Originally Posted by Yahoo
Travis Johnson says he knows exactly who Willie Meggs is. He certainly knows, perhaps better than just about anyone else, what Jameis Winston may be dealing with right now.
Ten years ago, Johnson was a Florida State defensive lineman charged with sexual battery by Meggs' office. He was accused of forcing himself on an FSU female shot putter, with whom he'd previously had a relationship. His family hired an attorney. He vehemently proclaimed his innocence. He said he took and passed three lie detector tests. He presented evidence and experts who said because of a recent surgery, he couldn't possibly have held anyone down.
"Meggs charged me anyway," Johnson told Yahoo Sports on Wednesday. "Just like I believe he's going to charge Jameis. He wants to prosecute Florida State players. He is obsessed with attention and wants big cases."
The State Attorney has repeatedly defended its decision to try the Johnson case, saying it was a case of he said/she said, and there was no ulterior motive in bringing it to trial.
After two days of evidence and testimony, however, Johnson won an acquittal from an all-female jury that needed just 30 minutes of deliberation.
"I talked to the jury," Johnson said. "They didn't even need that. They spent five minutes going to the bathroom, five minutes laughing about the evidence. The trial was a joke. Meggs knew all of that. He never should have charged me."
Johnson was cleared just before his senior year, where he returned to the field for the Seminoles and wound up the 16th pick overall in the 2005 NFL draft.

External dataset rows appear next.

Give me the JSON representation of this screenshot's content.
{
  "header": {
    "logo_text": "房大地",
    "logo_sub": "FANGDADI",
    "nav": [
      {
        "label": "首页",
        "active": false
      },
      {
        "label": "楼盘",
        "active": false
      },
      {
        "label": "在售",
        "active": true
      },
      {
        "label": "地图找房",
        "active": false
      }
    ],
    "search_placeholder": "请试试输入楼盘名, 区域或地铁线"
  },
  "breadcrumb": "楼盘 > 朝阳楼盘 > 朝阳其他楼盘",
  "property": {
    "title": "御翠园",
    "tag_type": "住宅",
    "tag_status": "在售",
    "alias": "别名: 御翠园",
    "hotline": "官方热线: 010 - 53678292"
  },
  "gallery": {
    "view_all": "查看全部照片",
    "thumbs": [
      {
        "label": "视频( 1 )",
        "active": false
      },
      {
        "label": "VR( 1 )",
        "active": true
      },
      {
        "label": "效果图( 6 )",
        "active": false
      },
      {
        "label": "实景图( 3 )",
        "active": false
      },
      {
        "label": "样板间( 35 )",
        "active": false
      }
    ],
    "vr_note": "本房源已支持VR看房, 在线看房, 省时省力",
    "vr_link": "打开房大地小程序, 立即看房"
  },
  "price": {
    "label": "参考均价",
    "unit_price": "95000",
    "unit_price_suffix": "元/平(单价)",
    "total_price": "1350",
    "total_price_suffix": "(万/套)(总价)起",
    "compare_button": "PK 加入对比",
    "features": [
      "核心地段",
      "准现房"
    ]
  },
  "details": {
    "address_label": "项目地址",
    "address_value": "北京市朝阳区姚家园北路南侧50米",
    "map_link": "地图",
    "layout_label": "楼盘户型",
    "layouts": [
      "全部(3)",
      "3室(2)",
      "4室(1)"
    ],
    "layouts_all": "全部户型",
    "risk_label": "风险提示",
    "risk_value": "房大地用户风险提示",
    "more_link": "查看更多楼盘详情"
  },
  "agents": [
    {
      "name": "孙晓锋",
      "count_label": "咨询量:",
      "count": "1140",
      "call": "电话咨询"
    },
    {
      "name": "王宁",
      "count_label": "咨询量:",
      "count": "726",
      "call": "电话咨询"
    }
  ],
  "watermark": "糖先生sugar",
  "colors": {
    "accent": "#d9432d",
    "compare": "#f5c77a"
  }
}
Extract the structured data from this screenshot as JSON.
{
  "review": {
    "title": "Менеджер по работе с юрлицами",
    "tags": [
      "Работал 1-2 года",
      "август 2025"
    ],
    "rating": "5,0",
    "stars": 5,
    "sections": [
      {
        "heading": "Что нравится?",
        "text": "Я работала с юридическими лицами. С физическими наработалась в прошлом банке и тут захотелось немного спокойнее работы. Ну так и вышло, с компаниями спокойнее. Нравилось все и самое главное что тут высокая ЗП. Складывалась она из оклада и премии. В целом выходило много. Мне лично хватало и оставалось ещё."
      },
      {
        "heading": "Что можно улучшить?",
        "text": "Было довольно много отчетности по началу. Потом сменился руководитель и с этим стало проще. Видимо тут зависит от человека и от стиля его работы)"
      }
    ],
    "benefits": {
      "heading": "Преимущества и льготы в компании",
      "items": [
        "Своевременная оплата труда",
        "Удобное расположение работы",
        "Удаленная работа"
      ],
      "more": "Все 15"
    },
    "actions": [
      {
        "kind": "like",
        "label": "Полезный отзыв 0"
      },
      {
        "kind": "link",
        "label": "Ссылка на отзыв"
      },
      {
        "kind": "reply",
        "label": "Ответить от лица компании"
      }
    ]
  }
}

He played six seasons in the league for Houston and San Diego and now looks on from afar convinced that he is witnessing deja vu – the potential railroading of a star Seminole.
"I was a star but not the level of Jameis Winston," Johnson said. "This is Willie Meggs' big chance."
Johnson, 31, is married and raising five children in Houston. He said while he obviously doesn't know exactly what happened in the Winston case, from what he does know via media reports and his connections to FSU football, he believes in the quarterback's innocence. He says just charging Winston would be devastating to the player.
Mostly he doesn't trust the State Attorney.
"Facts don't matter when you are dealing with a guy like Willie Meggs. Willie Meggs isn't out for the facts …
"At the end of the day, this is still the Jim Crow South," said Johnson, who originally hailed from Sherman Oaks, Calif. "You think, 'It's Florida.' Well, it's not Florida. It's South Georgia. Tallahassee is South Georgia."
Johnson fears for Winston if he is charged. He says his own ordeal resulted in severe mental and emotional depression, and the hurt didn't go away with an acquittal. He had to relive it through taunts from opposing fans and concerned looks from fellow students who merely passed him the hallway outside a classroom. The humiliation continued when he had to discuss the situation with all 32 NFL teams during the draft process. And he knows that no matter what the jury said, some still believe he did it.
"Right after the verdict I turned to the State's Attorney table and told them, 'You're all pieces of [expletive],' " Johnson said. "They knew the facts of the case and they put me through it anyway. They tried to destroy me. And now it's the same thing.